“What,” you’re thinking, “is plarn?”
If you’re a crafter or recycler, you might know what “plarn” is. If not, here’s a definition:
Plarn is a creative way to recycle plastic bags by turning it into yarn. Plastic bags made into yarn = plarn. Green crafter’s have been using plarn in place of traditional yarn to crochet and knit all sorts of items.
I started experimenting with plarn last summer,when I improvised a crocheted tote bag for groceries.
The bag was easy to make; making the plarn with which to make a bag, however easy, is tedious and time-consuming — a good thing with which to occupy your hands while watching television so that you keep your hands out of the potato chip bag.
Now, switching to the “brain training” part of this post.
In a recent post at Time Goes By, “Our Plastic Brains — Even in Old Age,” Ronni Bennett reports:
Earlier this month, The New York Times published an essay from Dr.[Oliver] Sacks about how our brains are almost miraculous in their ability to stretch, adapt, overcome injury, retrain themselves and perform feats we could not imagine before.
In addition to giving me an excuse for talking to myself, the TGB post got me thinking about the brain benefits of learning to make and combine knitted geometric shapes.. I could have used regular yarn, but using up our plastic bags gave me a practical point to my creative math exercises.
I started off trying to separate my plastic bags by color. I had a lot of red and white bags from Target, CVS, and Macy’s, so that’s what I started with. Using instructions from a wonderfully simple book, “No-Pattern Knits” (which I bought used cheap from Amazon.com), I made one right triangle, and then added another triangle to make a square (which is one side of the tote bag).
You can see from the photo that the knitted ridges go one way on one triangle and another way on the second triangle. That’s where the Pythagorean Theorum has to be used as well as some algebra to figure out number of stitches for xxx number of inches. I did the second triangle wrong the first time and had to rip it out and figure it out all over again — finally correctly. To make the square into a rectangle, I knitted extra rows on each side of the square.
I was never terribly good at — or interested in — math, and spatial relations was the part of the IQ test I always did the worst at. But combining my passion for knitting with a necessity to use math skills has become a fun way to keep training my brain.

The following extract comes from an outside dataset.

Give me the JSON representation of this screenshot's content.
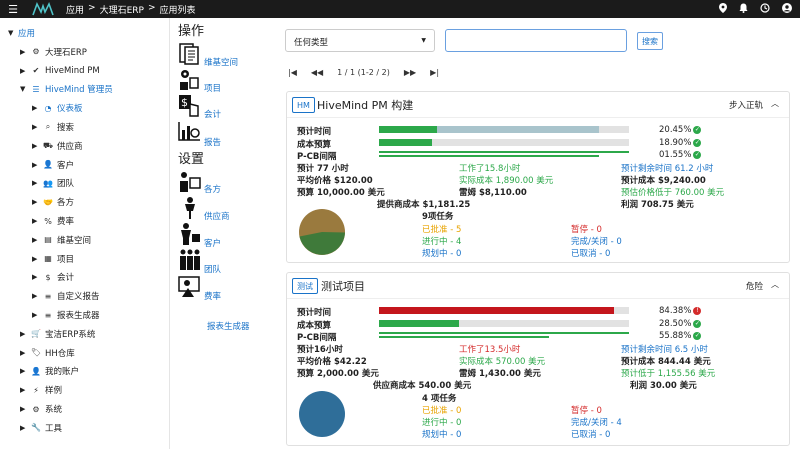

For the second side, I wanted an asymmetrical look, so I used up some bags of other colors and made a mitered square that I positioned as a diamond — with other triangles knitted off the edges to form a large square. Then I added on to one side of the square to make an rectangle.
I made the tote/purse a size in which I could fit a purse organizer that I had purchased a while ago that was too big for the purses I already own. I attached the purse organizer to the inside of the plarn puse with sticky-back velcro.
Plarn is tricky to work with in some ways. The strips can stretch and break as you work, and if you sew it with regular thread, the thread can cut through the plastic. So whenever the plarn purse’s construction required me to sew something, I sewed with a strip of plarn and a yarn needle.
I have every intention of actually using this plarn purse. If nothing else, it’s a conversation piece.
If I ever make another one, I’m going to spend some time coordinating and combining the plastic strips to vary the colors. It’s all a learning process. Good for my brain.